The Supreme Court has, however, warned that trial judges should not usurp the role of the triers in challenge for cause. Thus it may be advisable for Parliament to affirm the supervising role of the trial judge in ensuring competent and impartial jurors. Increased judicial discretion in shaping juries should be more acceptable and subject to review than allowing the parties to use peremptories for their partisan advantage.


The Urgent Need for Jury Reform


Juries are important because they are used in our most serious cases and because they are symbolic of the community that we are and want to be.  Although accused often avoid jury trials, they have a Charter right to them if they face five years imprisonment or more.


Murder trials can be conducted by judge alone with Crown consent but the acquittals in the Cormier and Stanley case raises concerns that the accused may have benefited from defences and bias that effectively placed young Indigenous victims on trial.


A jury based on a fair cross-section of the community that has to unanimously agree to a verdict can encourage full and frank discussion and empower those who find themselves in the minority.  At the same time a jury that does not represent a cross-section of the community can render verdicts that will inflame tensions and raise reasonable concerns about bias and racism. In a democracy, the verdicts reached by juries, as well as the way they are selected, are legitimate subjects for debate.


But things must get better. A first but not sufficient step is to abolish peremptories while also expanding challenges to the representativeness of the jury panel and to ensure the impartiality of each juror.  There is a special need to work creatively with Indigenous communities to attempt to increase Indigenous participation on juries and to eliminate some of the hardships and reasonable suspicions that Indigenous people may have about jury service in a Canadian criminal justice system that has failed their communities.  We need to be imaginative and consider the use of volunteer jurors from Indigenous communities. 

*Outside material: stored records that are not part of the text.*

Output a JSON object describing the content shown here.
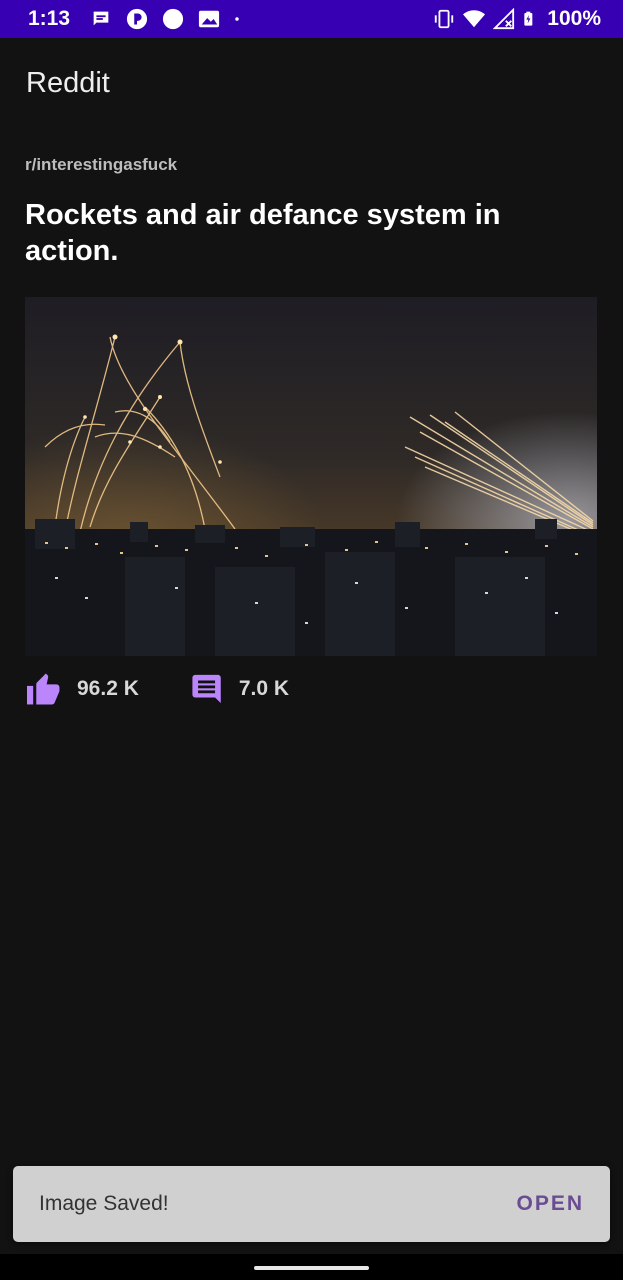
{
  "status_bar": {
    "time": "1:13",
    "battery": "100%",
    "left_icons": [
      "message-icon",
      "p-app-icon",
      "circle-icon",
      "image-icon",
      "dot-icon"
    ],
    "right_icons": [
      "vibrate-icon",
      "wifi-icon",
      "no-signal-icon",
      "battery-charging-icon"
    ]
  },
  "app_bar": {
    "title": "Reddit"
  },
  "post": {
    "subreddit": "r/interestingasfuck",
    "title": "Rockets and air defance system in action.",
    "likes": "96.2 K",
    "comments": "7.0 K"
  },
  "snackbar": {
    "message": "Image Saved!",
    "action": "OPEN"
  },
  "colors": {
    "status_bar": "#3700b3",
    "background": "#121212",
    "accent": "#bb86fc",
    "snackbar_bg": "#d0d0d0",
    "snackbar_action": "#6a4c93"
  }
}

All of this will be for nought, however, if Indigenous jurors are subject to discriminatory peremptories. Peremptories are an invitation to the accused and the Crown to act on unarticulated and unjustified prejudices and hunches and to attempt to achieve the jury they think is most favourable for their cause. Our justice system has failed to regulate their discriminatory use.  We can learn from the problems that US courts have had in regulating discriminatory uses of peremptory challenges.  Facially neutral reasons for discriminatory use of peremptories such as "I am excluding this person not because he or she is Indigenous but because of where they live or work or who they know" are not likely to inspire public confidence that there is no discrimination.   

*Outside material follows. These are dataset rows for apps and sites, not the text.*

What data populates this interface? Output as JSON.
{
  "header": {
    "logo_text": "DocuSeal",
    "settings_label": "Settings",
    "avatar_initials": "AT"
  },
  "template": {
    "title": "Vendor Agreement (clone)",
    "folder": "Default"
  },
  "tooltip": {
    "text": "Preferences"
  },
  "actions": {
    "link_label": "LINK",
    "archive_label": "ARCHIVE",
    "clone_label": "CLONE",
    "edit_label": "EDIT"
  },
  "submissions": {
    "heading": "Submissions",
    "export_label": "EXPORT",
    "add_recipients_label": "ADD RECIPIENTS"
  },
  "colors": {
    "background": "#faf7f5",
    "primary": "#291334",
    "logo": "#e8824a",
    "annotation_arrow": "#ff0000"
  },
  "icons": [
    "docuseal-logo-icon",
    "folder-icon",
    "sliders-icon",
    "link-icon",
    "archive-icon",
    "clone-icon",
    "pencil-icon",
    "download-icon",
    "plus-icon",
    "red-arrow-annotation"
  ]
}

A Better Way?


It is a testament to the patience, restraint and strength of Indigenous communities that their reaction to the acquittals in the Stanley and Cormier cases involving the deaths of Colten Boushie and Tina Fontaine cases have been not only peaceful, but eloquent and dignified. Instead of understandable anger and rage, the families of the young deceased and others have called for peace and reform.


We should have the humility to recognize that the Canadian criminal justice system has repeatedly failed Indigenous people both as accused and victims. In some and perhaps many cases, there may be better ways to handle criminal justice matters that do not involve juries under the Criminal Code but rather involve Indigenous laws and justice systems.


That said, the Canadian criminal justice system must not discriminate and jury selection reform is urgently needed to prevent a repeat of the discriminatory jury selection process used in the Colten Boushie/Gerald Stanley case.


The easiest fix is abolishing peremptory challenges. In addition, the grounds to challenge jury panels should be expanded to include concerns about their representativeness.  All jurors must be impartial and competent, but a number of categorical restrictions on who can serve as a juror can no longer be justified. Instead, the grounds for challenges for cause and judicial screening should be expanded and clarified to serve the public interest in having impartial and competent jurors who are selected in a fair and transparent manner.